Compiled by Casey Reas
We developed the Community Survey to better understand how and why our software is used and to get a better grasp on the communities of people who use the software. From universities, to high schools, to the home, how are people working with our software? Across the globe, who is using our software? What is working and what can be improved?
We announced the Survey through a mass email to our existing list and through Twitter and Facebook. We received over 600 responses from the middle of November to the end of the year. We’re extremely grateful for the hundreds of thoughtful responses and we have summarized them here.
For the survey, we wanted to learn which of our software platforms people are using and why. Are people using only Processing, p5.js, or are they using both?

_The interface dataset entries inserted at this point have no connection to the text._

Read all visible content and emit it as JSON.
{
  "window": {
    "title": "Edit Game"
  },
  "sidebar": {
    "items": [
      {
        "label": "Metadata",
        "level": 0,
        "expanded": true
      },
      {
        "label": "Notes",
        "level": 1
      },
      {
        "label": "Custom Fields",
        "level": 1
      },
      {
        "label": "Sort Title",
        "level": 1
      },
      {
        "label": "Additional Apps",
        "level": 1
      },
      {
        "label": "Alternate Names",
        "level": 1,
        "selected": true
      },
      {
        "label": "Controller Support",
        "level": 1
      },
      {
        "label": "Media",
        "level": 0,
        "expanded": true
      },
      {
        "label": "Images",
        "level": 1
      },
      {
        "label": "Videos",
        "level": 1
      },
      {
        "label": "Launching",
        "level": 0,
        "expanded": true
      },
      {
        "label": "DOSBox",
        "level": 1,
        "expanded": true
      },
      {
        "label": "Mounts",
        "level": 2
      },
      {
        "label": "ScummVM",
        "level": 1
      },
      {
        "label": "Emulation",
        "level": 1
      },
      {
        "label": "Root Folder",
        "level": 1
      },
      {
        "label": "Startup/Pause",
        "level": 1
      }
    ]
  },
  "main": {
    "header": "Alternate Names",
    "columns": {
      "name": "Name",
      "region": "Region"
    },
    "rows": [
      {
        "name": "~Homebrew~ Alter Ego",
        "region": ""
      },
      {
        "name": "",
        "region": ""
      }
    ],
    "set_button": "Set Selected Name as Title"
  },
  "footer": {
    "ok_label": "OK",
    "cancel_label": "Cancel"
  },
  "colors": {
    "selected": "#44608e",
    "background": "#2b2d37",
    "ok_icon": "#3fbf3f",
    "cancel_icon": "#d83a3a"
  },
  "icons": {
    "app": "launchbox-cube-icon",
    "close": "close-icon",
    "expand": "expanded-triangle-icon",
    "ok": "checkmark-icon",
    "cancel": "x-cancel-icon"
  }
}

What percentage is using Processing for Android or Processing.py? Do we have people who have used our software since it was first released fifteen years ago, or are most people new? Also, we were curious about what the software is used for and if people are using it to generate income and/or for enjoyment?
Which tools from the Processing family do you use? (620 responses)
How long have you been using our software? (619 responses)
How do you use our software? (617 responses)
How often do you use our software? (620 responses)
What are your main interests? (618 responses)
Do you use our software to generate income? (619 responses)
How do you identify yourself? (161 responses)
The original Processing software started as a platform for teaching and learning as well as a code sketchbook. Like Processing, the p5.js and Processing.py projects have a strong focus on learning to code. For the survey, we hoped to learn more about who is teaching with our software and in which kinds of classes, both the grade level and subject.
How many courses/workshops have you taught with our software? (325 responses)
Which best describes your educational background? (417 responses)
Which subjects do you teach? (292 responses)
Which grade levels do you teach classes and/or workshops? (312 responses)
One of the most fascinating and essential aspects of our software is the international scope of the communities. For this survey, we received survey results from 68 countries, from each continent except Antarctica:
Algeria, Argentina, Australia, Austria, Belgium, Brazil, Bulgaria, Canada, Chile, China, Colombia, Croatia, Czech Republic, Denmark, Dominican Republic, Egypt, El Salvador, England, Estonia, Finland, France, Germany, Ghana, Greece, Hong Kong, Hungary, Iceland, India, Indonesia, Iraq, Ireland, Italy, Japan, South Korea, Kuwait, Lithuania, London, Luxembourg, Maldives, Mexico, Netherlands, New Zealand, Nigeria, Norway, Pakistan, Paris, Peru, Philippines, Poland, Portugal, Quebec, Reunion, Romania, Russia, Scotland, Serbia, Singapore, Slovakia, Slovenia, Spain, Sweden, Switzerland, Taiwan, Turkey, Ukraine, United States, Uruguay, Wales
The survey results encouraged us to allocate more resources to translations, both for the reference and for learning and teaching materials. Many people also volunteered to work on translations. We hope to get deeper into this in 2017. We have a priority to get the Processing Reference translated into Spanish. The complete p5.js site is already translated into Spanish, so the goal there is to translate it into Chinese. We hope to put systems in place to harness the energy of community members to translate educational materials into a wider range of languages.
We thank all of the respondents for their time and thoughtful responses. Many of the survey questions probed the idea of Processing Membership as way to raise funds for development and initiatives. The feedback we received was invaluable and we’ll be launching the Membership system soon. We plan to run a community survey again late in 2017. At that time, we hope to collect even more information about how to focus our efforts.
We thank openFrameworks, whose community survey was a guide for this one.